which along with its Facebook page https://www.facebook.com/EntenteLeysenoude/ outlines the party’s objectives and also provides a link to the informative LeysInfos publication; and www.admin.ch where a translation of the Federal Constitution is available in not only the four national languages but in English as well as in Spanish, Portuguese, Arabic, Japanese and even Nepali! These are all excellent resources and an effective first step to getting involved in your local political scene—as Leysin residents we can have a positive impact on helping to maintain the vibrant political landscape of our village as well as the magnificently beautiful natural landscape.
Un comité PLR Leysin-Les Ormonts (PLRLO) rassemble 5 personnes issues des comités des sous-sections
de Leysin et des Ormonts. Chacune d'entre elles conserve son indéprendance et son autonomie pour les affaires
NOTRE VISION :
Le PLR Leysin-Les Ormonts (PLRLO) promeut les valeurs libérales et défend la politique d'une droite ouverte,
moderne, humaniste à la fois responsable, solidaire et qui encourage l'esprit d'entreprise.
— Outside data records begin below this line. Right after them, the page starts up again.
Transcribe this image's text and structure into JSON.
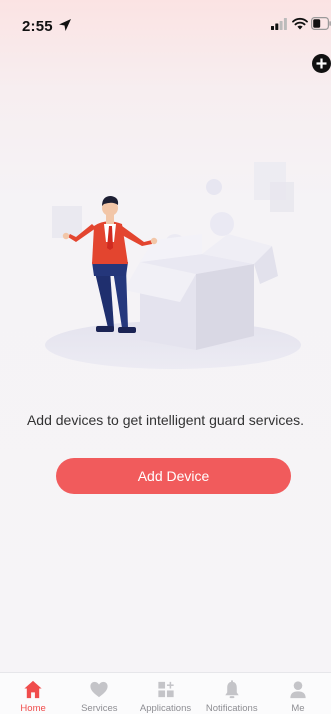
{
  "status_bar": {
    "time": "2:55"
  },
  "header": {
    "add_icon": "plus-circle-icon"
  },
  "empty_state": {
    "illustration": "person-with-open-box-illustration",
    "message": "Add devices to get intelligent guard services.",
    "button_label": "Add Device"
  },
  "tabs": [
    {
      "label": "Home",
      "icon": "home-icon",
      "active": true
    },
    {
      "label": "Services",
      "icon": "heart-icon",
      "active": false
    },
    {
      "label": "Applications",
      "icon": "apps-grid-icon",
      "active": false
    },
    {
      "label": "Notifications",
      "icon": "bell-icon",
      "active": false
    },
    {
      "label": "Me",
      "icon": "person-icon",
      "active": false
    }
  ],
  "colors": {
    "accent": "#f15b5c",
    "active_tab": "#f04c4c",
    "inactive_tab": "#c4c4c8"
  }
}
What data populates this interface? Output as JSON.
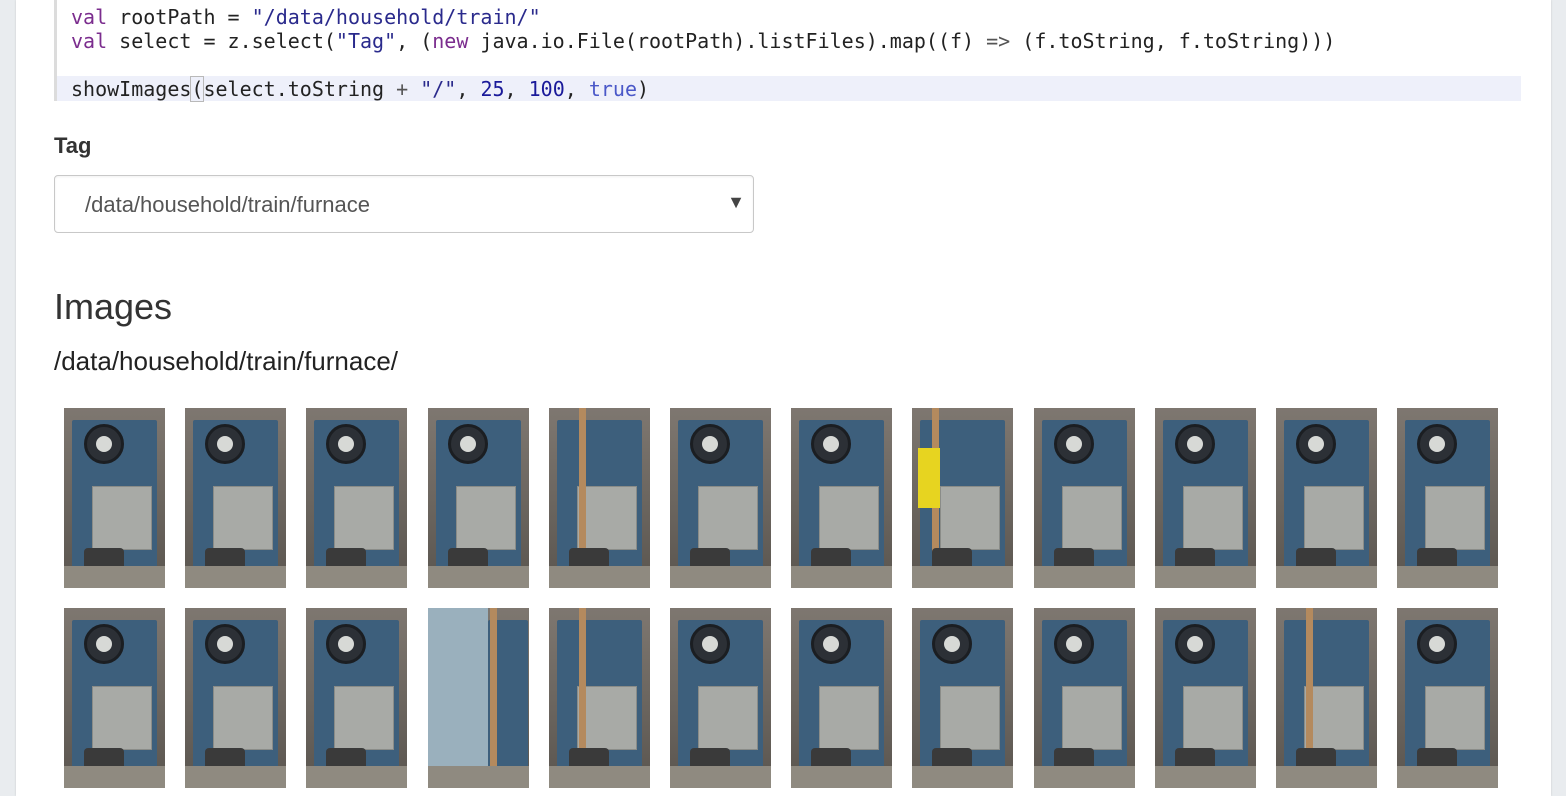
{
  "editor": {
    "lines": [
      {
        "parts": [
          {
            "t": "val",
            "c": "kw"
          },
          {
            "t": " rootPath = ",
            "c": ""
          },
          {
            "t": "\"/data/household/train/\"",
            "c": "str"
          }
        ]
      },
      {
        "parts": [
          {
            "t": "val",
            "c": "kw"
          },
          {
            "t": " select = z.select(",
            "c": ""
          },
          {
            "t": "\"Tag\"",
            "c": "str"
          },
          {
            "t": ", (",
            "c": ""
          },
          {
            "t": "new",
            "c": "kw"
          },
          {
            "t": " java.io.File(rootPath).listFiles).map((f) ",
            "c": ""
          },
          {
            "t": "=>",
            "c": "op"
          },
          {
            "t": " (f.toString, f.toString)))",
            "c": ""
          }
        ]
      },
      {
        "parts": [
          {
            "t": "",
            "c": ""
          }
        ]
      },
      {
        "parts": [
          {
            "t": "showImages",
            "c": ""
          },
          {
            "t": "(",
            "c": "cursor-bracket"
          },
          {
            "t": "select.toString ",
            "c": ""
          },
          {
            "t": "+",
            "c": "op"
          },
          {
            "t": " ",
            "c": ""
          },
          {
            "t": "\"/\"",
            "c": "str"
          },
          {
            "t": ", ",
            "c": ""
          },
          {
            "t": "25",
            "c": "num"
          },
          {
            "t": ", ",
            "c": ""
          },
          {
            "t": "100",
            "c": "num"
          },
          {
            "t": ", ",
            "c": ""
          },
          {
            "t": "true",
            "c": "bool"
          },
          {
            "t": ")",
            "c": ""
          }
        ]
      }
    ]
  },
  "form": {
    "tag_label": "Tag",
    "selected_value": "/data/household/train/furnace",
    "caret": "▼"
  },
  "output": {
    "heading": "Images",
    "path": "/data/household/train/furnace/",
    "thumbnails": [
      "furnace-photo-1",
      "furnace-photo-2",
      "furnace-photo-3",
      "furnace-photo-4",
      "furnace-photo-5",
      "furnace-photo-6",
      "furnace-photo-7",
      "furnace-photo-8",
      "furnace-photo-9",
      "furnace-photo-10",
      "furnace-photo-11",
      "furnace-photo-12",
      "furnace-photo-13",
      "furnace-photo-14",
      "furnace-photo-15",
      "furnace-photo-16",
      "furnace-photo-17",
      "furnace-photo-18",
      "furnace-photo-19",
      "furnace-photo-20",
      "furnace-photo-21",
      "furnace-photo-22",
      "furnace-photo-23",
      "furnace-photo-24"
    ]
  },
  "colors": {
    "furnace_blue": "#3d5f7c",
    "plate_gray": "#a8aaa6",
    "copper_pipe": "#b48a5e",
    "warning_yellow": "#e7d420"
  }
}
Il veille au respect des libertés individuelles et à la défense du bien commun. Il vise plus particulièrement
à défendre les valeurs PLR sur le territoire des trois commines de Leysin, Ormont-Dessous et Ormont-Dessus.